That's because the usually wispy Sunday magazine has swelled to 220 pages -- 121 of them ads -- to make it the thickest issue in the magazine's history, according to Times executives. Last week's issue, by comparison, was 56 pages total.
It's the result of a redesign from Editor Jake Silverstein and design director Gail Bichler that includes at least half a dozen new sections in the front of the magazine. Those new sections -- such as "First Words," which looks at culture through the lens of language, and "Letter of Recommendation," a service-y column that recommends something each week (this week it's Fleetwood Mac album "Tusk") -- will remind some readers of New York magazine.
But unlike New York Editor in Chief Adam Moss, who fills his pages with a variety of layouts and graphics, Mr. Silverstein's Times magazine on the whole appears more straightforward. It also has shades of The New Yorker, both visually and in terms of content: Mr. Silverstein is adding a poem to the magazine each week, something few mass-circulation titles besides The New Yorker regularly feature.
The revamp includes fresh updates of the magazine's web and mobile sites, which will publish roughly three new stories daily. "The Times magazine has never really done that before," Mr. Silverstein said. Articles from Sunday's issue go live on the web this evening (standard practice for the magazine).

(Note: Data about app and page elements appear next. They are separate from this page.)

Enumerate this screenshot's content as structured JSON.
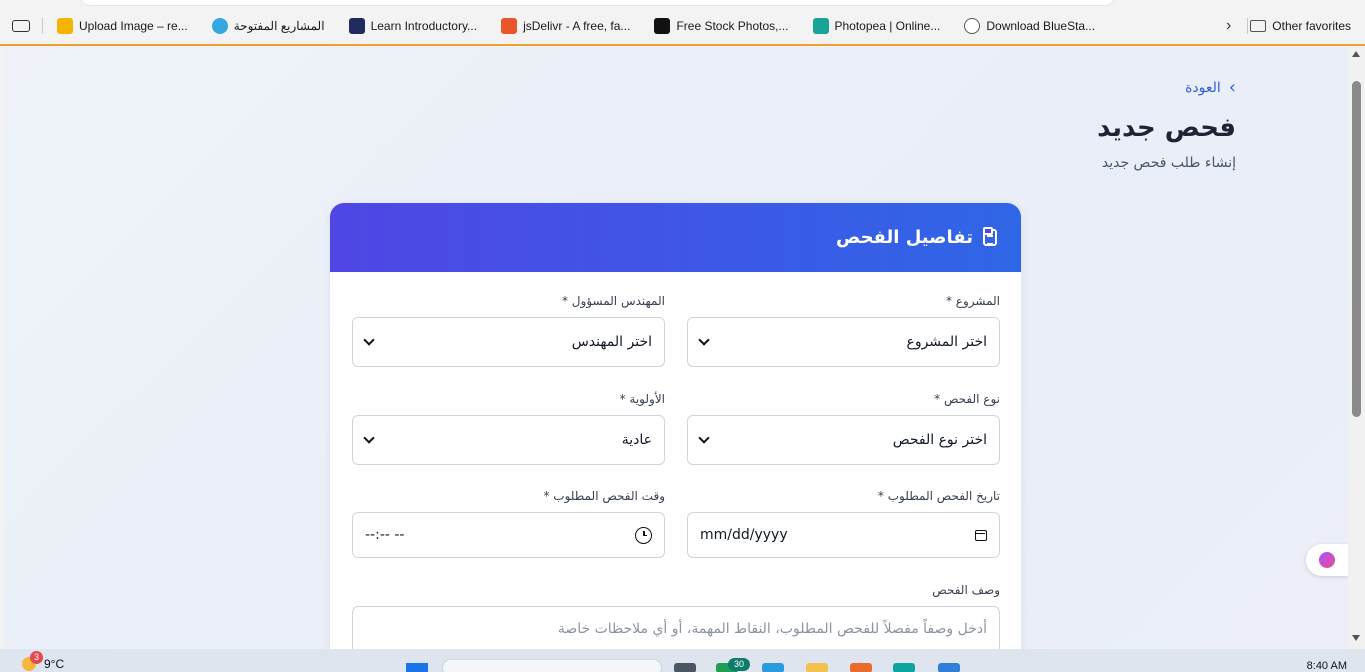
{
  "bookmarks": {
    "items": [
      {
        "label": "Upload Image – re...",
        "color": "#f5b400"
      },
      {
        "label": "المشاريع المفتوحة",
        "color": "#36a7e0"
      },
      {
        "label": "Learn Introductory...",
        "color": "#1f2b5c"
      },
      {
        "label": "jsDelivr - A free, fa...",
        "color": "#e8562a"
      },
      {
        "label": "Free Stock Photos,...",
        "color": "#111111"
      },
      {
        "label": "Photopea | Online...",
        "color": "#18a497"
      },
      {
        "label": "Download BlueSta...",
        "color": "#555555"
      }
    ],
    "more_icon": "chevron-right-icon",
    "other_favorites": "Other favorites"
  },
  "page": {
    "back_label": "العودة",
    "title": "فحص جديد",
    "subtitle": "إنشاء طلب فحص جديد",
    "card_title": "تفاصيل الفحص",
    "accent_start": "#4f46e5",
    "accent_end": "#2f66e6",
    "link_color": "#2f5fd8"
  },
  "form": {
    "project": {
      "label": "المشروع *",
      "value": "اختر المشروع"
    },
    "engineer": {
      "label": "المهندس المسؤول *",
      "value": "اختر المهندس"
    },
    "inspection_type": {
      "label": "نوع الفحص *",
      "value": "اختر نوع الفحص"
    },
    "priority": {
      "label": "الأولوية *",
      "value": "عادية"
    },
    "date": {
      "label": "تاريخ الفحص المطلوب *",
      "value": "mm/dd/yyyy"
    },
    "time": {
      "label": "وقت الفحص المطلوب *",
      "value": "--:-- --"
    },
    "description": {
      "label": "وصف الفحص",
      "placeholder": "أدخل وصفاً مفصلاً للفحص المطلوب، النقاط المهمة، أو أي ملاحظات خاصة"
    }
  },
  "taskbar": {
    "weather_badge": "3",
    "temperature": "9°C",
    "app_badge": "30",
    "time": "8:40 AM"
  }
}
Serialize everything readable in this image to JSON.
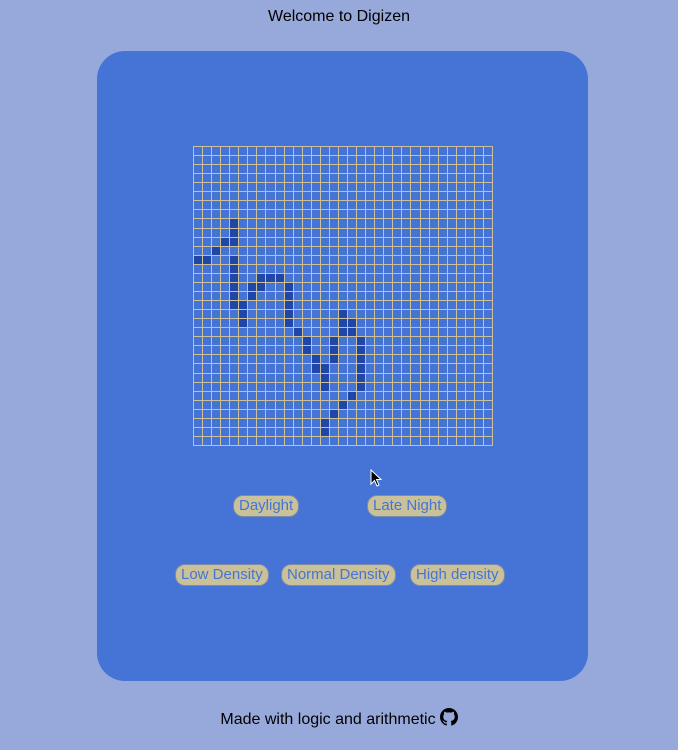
{
  "header": {
    "title": "Welcome to Digizen"
  },
  "board": {
    "rows": 33,
    "cols": 33,
    "alive_cells": [
      [
        8,
        4
      ],
      [
        9,
        4
      ],
      [
        10,
        3
      ],
      [
        10,
        4
      ],
      [
        11,
        2
      ],
      [
        12,
        0
      ],
      [
        12,
        1
      ],
      [
        12,
        4
      ],
      [
        13,
        4
      ],
      [
        14,
        4
      ],
      [
        14,
        7
      ],
      [
        14,
        8
      ],
      [
        14,
        9
      ],
      [
        15,
        4
      ],
      [
        15,
        6
      ],
      [
        15,
        7
      ],
      [
        15,
        10
      ],
      [
        16,
        4
      ],
      [
        16,
        6
      ],
      [
        16,
        10
      ],
      [
        17,
        4
      ],
      [
        17,
        5
      ],
      [
        17,
        10
      ],
      [
        18,
        5
      ],
      [
        18,
        10
      ],
      [
        18,
        16
      ],
      [
        19,
        5
      ],
      [
        19,
        10
      ],
      [
        19,
        16
      ],
      [
        19,
        17
      ],
      [
        20,
        11
      ],
      [
        20,
        16
      ],
      [
        20,
        17
      ],
      [
        21,
        12
      ],
      [
        21,
        15
      ],
      [
        21,
        18
      ],
      [
        22,
        12
      ],
      [
        22,
        15
      ],
      [
        22,
        18
      ],
      [
        23,
        13
      ],
      [
        23,
        15
      ],
      [
        23,
        18
      ],
      [
        24,
        13
      ],
      [
        24,
        14
      ],
      [
        24,
        18
      ],
      [
        25,
        14
      ],
      [
        25,
        18
      ],
      [
        26,
        14
      ],
      [
        26,
        18
      ],
      [
        27,
        17
      ],
      [
        28,
        16
      ],
      [
        29,
        15
      ],
      [
        30,
        14
      ],
      [
        31,
        14
      ]
    ]
  },
  "theme_buttons": {
    "daylight": "Daylight",
    "late_night": "Late Night"
  },
  "density_buttons": {
    "low": "Low Density",
    "normal": "Normal Density",
    "high": "High density"
  },
  "footer": {
    "text": "Made with logic and arithmetic"
  },
  "colors": {
    "page_bg": "#97a9da",
    "panel_bg": "#4574d6",
    "grid_line": "#c9c19a",
    "alive_cell": "#1f46a8",
    "button_bg": "#c9c19a",
    "button_text": "#4574d6"
  },
  "icons": {
    "footer_icon": "github-icon"
  }
}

And one long-running print column will now originate as a podcast: Each new installment of The Ethicist -- which becomes Ethicists, plural -- will begin as a podcast featuring novelist and psychotherapist Amy Bloom, Politico media columnist Jack Shafer and New York University law professor Kenji Yoshino, who take over for previous Ethicist writer Chuck Klosterman. Their conversation will then be distilled into a print column.
All told, Mr. Silverstein's redesign is an expectedly fresh take on the Times Sunday magazine, which had struggled in recent years to assert itself among the Times' new products, both online and in print. The Times has invested multiple millions of dollars on the revamp, executives have said.
"A year from now, I want to see it as an unquestioned must-read for everybody," Mr. Silverstein said last year. "If you're going to have a successful conversation with your friends that week, you'll have to have read it."
Advertisers have flocked to the redesign, with fashion brands like Diesel even showing up for the party. (The magazine competes with T: The New York Times Style Magazine for fashion advertising.)
Andy Wright, the magazine's publisher, said 40 new advertisers are in the issue, which is printed on a heavier paper stock (also contributing to the additional heft). Last year's issue at this time had 33 ad pages, according to a Times spokeswoman.
Don't expect as much girth in the weeks to come. The magazine will number in the 60 to 100 page range in subsequent weeks, according to Mr. Wright, who said that averages to about 10 more pages than usual.
Here's a glimpse of the heft, from the magazine's deputy editor Bill Wasik (who's off slightly on the grand total number of pages):